__Recorded information__.
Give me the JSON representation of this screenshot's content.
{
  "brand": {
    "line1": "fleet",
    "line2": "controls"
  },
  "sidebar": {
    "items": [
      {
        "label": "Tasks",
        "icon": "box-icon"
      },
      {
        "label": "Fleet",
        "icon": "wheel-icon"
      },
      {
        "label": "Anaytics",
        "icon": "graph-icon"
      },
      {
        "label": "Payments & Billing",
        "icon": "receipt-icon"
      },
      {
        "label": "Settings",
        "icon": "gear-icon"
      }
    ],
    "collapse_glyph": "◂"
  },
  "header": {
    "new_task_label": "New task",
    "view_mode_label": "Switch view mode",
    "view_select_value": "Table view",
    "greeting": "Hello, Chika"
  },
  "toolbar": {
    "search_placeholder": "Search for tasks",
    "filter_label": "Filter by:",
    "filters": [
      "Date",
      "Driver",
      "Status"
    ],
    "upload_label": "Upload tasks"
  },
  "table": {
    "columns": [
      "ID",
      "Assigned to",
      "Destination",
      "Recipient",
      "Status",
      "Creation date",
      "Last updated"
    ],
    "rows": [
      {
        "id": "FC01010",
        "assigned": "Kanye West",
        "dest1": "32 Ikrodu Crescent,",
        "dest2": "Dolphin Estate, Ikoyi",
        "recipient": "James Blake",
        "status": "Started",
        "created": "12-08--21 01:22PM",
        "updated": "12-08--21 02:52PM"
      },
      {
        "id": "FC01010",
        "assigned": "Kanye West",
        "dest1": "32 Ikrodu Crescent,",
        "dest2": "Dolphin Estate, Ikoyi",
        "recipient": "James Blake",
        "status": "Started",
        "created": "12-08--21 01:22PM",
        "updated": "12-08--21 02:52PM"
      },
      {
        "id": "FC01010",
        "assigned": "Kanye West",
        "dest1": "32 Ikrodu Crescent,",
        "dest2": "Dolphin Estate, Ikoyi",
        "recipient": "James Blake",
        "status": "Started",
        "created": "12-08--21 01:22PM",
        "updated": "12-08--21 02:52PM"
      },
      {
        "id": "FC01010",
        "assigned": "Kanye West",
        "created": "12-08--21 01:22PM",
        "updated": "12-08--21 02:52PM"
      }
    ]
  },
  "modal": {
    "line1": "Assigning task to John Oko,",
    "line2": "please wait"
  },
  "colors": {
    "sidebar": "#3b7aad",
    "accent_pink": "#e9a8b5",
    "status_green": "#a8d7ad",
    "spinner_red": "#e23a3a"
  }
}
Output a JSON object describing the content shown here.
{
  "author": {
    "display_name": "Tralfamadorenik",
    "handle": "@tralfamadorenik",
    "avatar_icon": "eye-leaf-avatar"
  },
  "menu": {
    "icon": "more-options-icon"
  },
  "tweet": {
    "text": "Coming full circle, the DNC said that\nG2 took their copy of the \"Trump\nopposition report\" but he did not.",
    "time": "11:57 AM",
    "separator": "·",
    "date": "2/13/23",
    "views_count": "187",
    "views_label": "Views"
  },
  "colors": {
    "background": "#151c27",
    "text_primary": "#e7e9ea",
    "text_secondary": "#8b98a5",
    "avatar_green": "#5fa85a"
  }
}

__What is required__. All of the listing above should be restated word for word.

__Answer section__.
Give me the JSON representation of this screenshot's content.
{
  "brand": {
    "line1": "fleet",
    "line2": "controls"
  },
  "sidebar": {
    "items": [
      {
        "label": "Tasks",
        "icon": "box-icon"
      },
      {
        "label": "Fleet",
        "icon": "wheel-icon"
      },
      {
        "label": "Anaytics",
        "icon": "graph-icon"
      },
      {
        "label": "Payments & Billing",
        "icon": "receipt-icon"
      },
      {
        "label": "Settings",
        "icon": "gear-icon"
      }
    ],
    "collapse_glyph": "◂"
  },
  "header": {
    "new_task_label": "New task",
    "view_mode_label": "Switch view mode",
    "view_select_value": "Table view",
    "greeting": "Hello, Chika"
  },
  "toolbar": {
    "search_placeholder": "Search for tasks",
    "filter_label": "Filter by:",
    "filters": [
      "Date",
      "Driver",
      "Status"
    ],
    "upload_label": "Upload tasks"
  },
  "table": {
    "columns": [
      "ID",
      "Assigned to",
      "Destination",
      "Recipient",
      "Status",
      "Creation date",
      "Last updated"
    ],
    "rows": [
      {
        "id": "FC01010",
        "assigned": "Kanye West",
        "dest1": "32 Ikrodu Crescent,",
        "dest2": "Dolphin Estate, Ikoyi",
        "recipient": "James Blake",
        "status": "Started",
        "created": "12-08--21 01:22PM",
        "updated": "12-08--21 02:52PM"
      },
      {
        "id": "FC01010",
        "assigned": "Kanye West",
        "dest1": "32 Ikrodu Crescent,",
        "dest2": "Dolphin Estate, Ikoyi",
        "recipient": "James Blake",
        "status": "Started",
        "created": "12-08--21 01:22PM",
        "updated": "12-08--21 02:52PM"
      },
      {
        "id": "FC01010",
        "assigned": "Kanye West",
        "dest1": "32 Ikrodu Crescent,",
        "dest2": "Dolphin Estate, Ikoyi",
        "recipient": "James Blake",
        "status": "Started",
        "created": "12-08--21 01:22PM",
        "updated": "12-08--21 02:52PM"
      },
      {
        "id": "FC01010",
        "assigned": "Kanye West",
        "created": "12-08--21 01:22PM",
        "updated": "12-08--21 02:52PM"
      }
    ]
  },
  "modal": {
    "line1": "Assigning task to John Oko,",
    "line2": "please wait"
  },
  "colors": {
    "sidebar": "#3b7aad",
    "accent_pink": "#e9a8b5",
    "status_green": "#a8d7ad",
    "spinner_red": "#e23a3a"
  }
}
Output a JSON object describing the content shown here.
{
  "author": {
    "display_name": "Tralfamadorenik",
    "handle": "@tralfamadorenik",
    "avatar_icon": "eye-leaf-avatar"
  },
  "menu": {
    "icon": "more-options-icon"
  },
  "tweet": {
    "text": "Coming full circle, the DNC said that\nG2 took their copy of the \"Trump\nopposition report\" but he did not.",
    "time": "11:57 AM",
    "separator": "·",
    "date": "2/13/23",
    "views_count": "187",
    "views_label": "Views"
  },
  "colors": {
    "background": "#151c27",
    "text_primary": "#e7e9ea",
    "text_secondary": "#8b98a5",
    "avatar_green": "#5fa85a"
  }
}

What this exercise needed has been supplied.